# TASK TO COMPLETE
Each entry that follows should be retyped in full and exactly.

# DATA EXCERPTS
Segment Open
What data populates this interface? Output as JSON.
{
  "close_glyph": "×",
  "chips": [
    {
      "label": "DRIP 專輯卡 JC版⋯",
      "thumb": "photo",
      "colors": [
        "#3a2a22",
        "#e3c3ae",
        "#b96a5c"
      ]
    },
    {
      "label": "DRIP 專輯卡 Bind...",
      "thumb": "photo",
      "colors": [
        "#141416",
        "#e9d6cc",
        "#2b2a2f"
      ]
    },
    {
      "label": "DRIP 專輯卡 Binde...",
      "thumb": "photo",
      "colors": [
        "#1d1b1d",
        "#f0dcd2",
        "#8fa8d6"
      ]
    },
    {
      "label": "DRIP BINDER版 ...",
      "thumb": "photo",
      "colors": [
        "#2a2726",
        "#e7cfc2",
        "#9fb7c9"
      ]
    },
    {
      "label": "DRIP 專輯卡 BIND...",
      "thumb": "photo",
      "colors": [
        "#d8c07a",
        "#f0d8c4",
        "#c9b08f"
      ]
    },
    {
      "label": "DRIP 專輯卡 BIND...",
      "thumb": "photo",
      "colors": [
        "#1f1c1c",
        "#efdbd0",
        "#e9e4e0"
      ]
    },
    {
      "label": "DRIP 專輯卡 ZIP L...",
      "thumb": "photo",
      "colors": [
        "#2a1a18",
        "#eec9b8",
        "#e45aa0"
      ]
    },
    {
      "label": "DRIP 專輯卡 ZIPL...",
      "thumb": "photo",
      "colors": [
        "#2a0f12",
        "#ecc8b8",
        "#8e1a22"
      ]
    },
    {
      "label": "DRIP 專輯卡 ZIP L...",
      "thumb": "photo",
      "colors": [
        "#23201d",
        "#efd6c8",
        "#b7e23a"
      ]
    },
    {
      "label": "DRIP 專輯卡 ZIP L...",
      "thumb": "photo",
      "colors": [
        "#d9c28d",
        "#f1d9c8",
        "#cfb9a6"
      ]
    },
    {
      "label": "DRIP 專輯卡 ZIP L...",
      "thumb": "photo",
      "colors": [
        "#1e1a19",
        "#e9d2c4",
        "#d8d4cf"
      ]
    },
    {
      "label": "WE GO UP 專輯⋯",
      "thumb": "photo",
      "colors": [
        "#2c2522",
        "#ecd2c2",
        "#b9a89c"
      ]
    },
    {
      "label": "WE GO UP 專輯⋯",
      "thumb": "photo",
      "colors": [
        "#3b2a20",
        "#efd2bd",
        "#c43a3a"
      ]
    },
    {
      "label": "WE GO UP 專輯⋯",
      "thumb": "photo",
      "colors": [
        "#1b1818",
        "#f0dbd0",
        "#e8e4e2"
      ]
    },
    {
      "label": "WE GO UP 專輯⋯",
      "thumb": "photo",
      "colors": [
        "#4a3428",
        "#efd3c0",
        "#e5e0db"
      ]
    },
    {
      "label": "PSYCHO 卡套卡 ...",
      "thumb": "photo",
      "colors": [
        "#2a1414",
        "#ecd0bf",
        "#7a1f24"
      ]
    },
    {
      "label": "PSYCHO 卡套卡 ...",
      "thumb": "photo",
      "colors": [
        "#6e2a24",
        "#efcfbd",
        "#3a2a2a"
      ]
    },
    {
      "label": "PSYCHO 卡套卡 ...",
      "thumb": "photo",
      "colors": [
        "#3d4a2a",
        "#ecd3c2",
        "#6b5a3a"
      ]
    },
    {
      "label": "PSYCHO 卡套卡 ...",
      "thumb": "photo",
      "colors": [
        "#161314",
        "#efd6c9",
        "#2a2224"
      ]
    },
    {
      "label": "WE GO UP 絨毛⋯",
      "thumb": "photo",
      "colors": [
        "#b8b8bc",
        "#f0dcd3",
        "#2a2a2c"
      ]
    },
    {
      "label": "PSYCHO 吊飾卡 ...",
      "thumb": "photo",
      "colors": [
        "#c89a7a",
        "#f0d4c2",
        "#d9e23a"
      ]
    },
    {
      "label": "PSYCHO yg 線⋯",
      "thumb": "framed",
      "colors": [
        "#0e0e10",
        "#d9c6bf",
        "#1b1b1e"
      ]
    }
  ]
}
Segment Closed
# EXERCISE SOLUTION
What data populates this interface? Output as JSON.
{
  "close_glyph": "×",
  "chips": [
    {
      "label": "DRIP 專輯卡 JC版⋯",
      "thumb": "photo",
      "colors": [
        "#3a2a22",
        "#e3c3ae",
        "#b96a5c"
      ]
    },
    {
      "label": "DRIP 專輯卡 Bind...",
      "thumb": "photo",
      "colors": [
        "#141416",
        "#e9d6cc",
        "#2b2a2f"
      ]
    },
    {
      "label": "DRIP 專輯卡 Binde...",
      "thumb": "photo",
      "colors": [
        "#1d1b1d",
        "#f0dcd2",
        "#8fa8d6"
      ]
    },
    {
      "label": "DRIP BINDER版 ...",
      "thumb": "photo",
      "colors": [
        "#2a2726",
        "#e7cfc2",
        "#9fb7c9"
      ]
    },
    {
      "label": "DRIP 專輯卡 BIND...",
      "thumb": "photo",
      "colors": [
        "#d8c07a",
        "#f0d8c4",
        "#c9b08f"
      ]
    },
    {
      "label": "DRIP 專輯卡 BIND...",
      "thumb": "photo",
      "colors": [
        "#1f1c1c",
        "#efdbd0",
        "#e9e4e0"
      ]
    },
    {
      "label": "DRIP 專輯卡 ZIP L...",
      "thumb": "photo",
      "colors": [
        "#2a1a18",
        "#eec9b8",
        "#e45aa0"
      ]
    },
    {
      "label": "DRIP 專輯卡 ZIPL...",
      "thumb": "photo",
      "colors": [
        "#2a0f12",
        "#ecc8b8",
        "#8e1a22"
      ]
    },
    {
      "label": "DRIP 專輯卡 ZIP L...",
      "thumb": "photo",
      "colors": [
        "#23201d",
        "#efd6c8",
        "#b7e23a"
      ]
    },
    {
      "label": "DRIP 專輯卡 ZIP L...",
      "thumb": "photo",
      "colors": [
        "#d9c28d",
        "#f1d9c8",
        "#cfb9a6"
      ]
    },
    {
      "label": "DRIP 專輯卡 ZIP L...",
      "thumb": "photo",
      "colors": [
        "#1e1a19",
        "#e9d2c4",
        "#d8d4cf"
      ]
    },
    {
      "label": "WE GO UP 專輯⋯",
      "thumb": "photo",
      "colors": [
        "#2c2522",
        "#ecd2c2",
        "#b9a89c"
      ]
    },
    {
      "label": "WE GO UP 專輯⋯",
      "thumb": "photo",
      "colors": [
        "#3b2a20",
        "#efd2bd",
        "#c43a3a"
      ]
    },
    {
      "label": "WE GO UP 專輯⋯",
      "thumb": "photo",
      "colors": [
        "#1b1818",
        "#f0dbd0",
        "#e8e4e2"
      ]
    },
    {
      "label": "WE GO UP 專輯⋯",
      "thumb": "photo",
      "colors": [
        "#4a3428",
        "#efd3c0",
        "#e5e0db"
      ]
    },
    {
      "label": "PSYCHO 卡套卡 ...",
      "thumb": "photo",
      "colors": [
        "#2a1414",
        "#ecd0bf",
        "#7a1f24"
      ]
    },
    {
      "label": "PSYCHO 卡套卡 ...",
      "thumb": "photo",
      "colors": [
        "#6e2a24",
        "#efcfbd",
        "#3a2a2a"
      ]
    },
    {
      "label": "PSYCHO 卡套卡 ...",
      "thumb": "photo",
      "colors": [
        "#3d4a2a",
        "#ecd3c2",
        "#6b5a3a"
      ]
    },
    {
      "label": "PSYCHO 卡套卡 ...",
      "thumb": "photo",
      "colors": [
        "#161314",
        "#efd6c9",
        "#2a2224"
      ]
    },
    {
      "label": "WE GO UP 絨毛⋯",
      "thumb": "photo",
      "colors": [
        "#b8b8bc",
        "#f0dcd3",
        "#2a2a2c"
      ]
    },
    {
      "label": "PSYCHO 吊飾卡 ...",
      "thumb": "photo",
      "colors": [
        "#c89a7a",
        "#f0d4c2",
        "#d9e23a"
      ]
    },
    {
      "label": "PSYCHO yg 線⋯",
      "thumb": "framed",
      "colors": [
        "#0e0e10",
        "#d9c6bf",
        "#1b1b1e"
      ]
    }
  ]
}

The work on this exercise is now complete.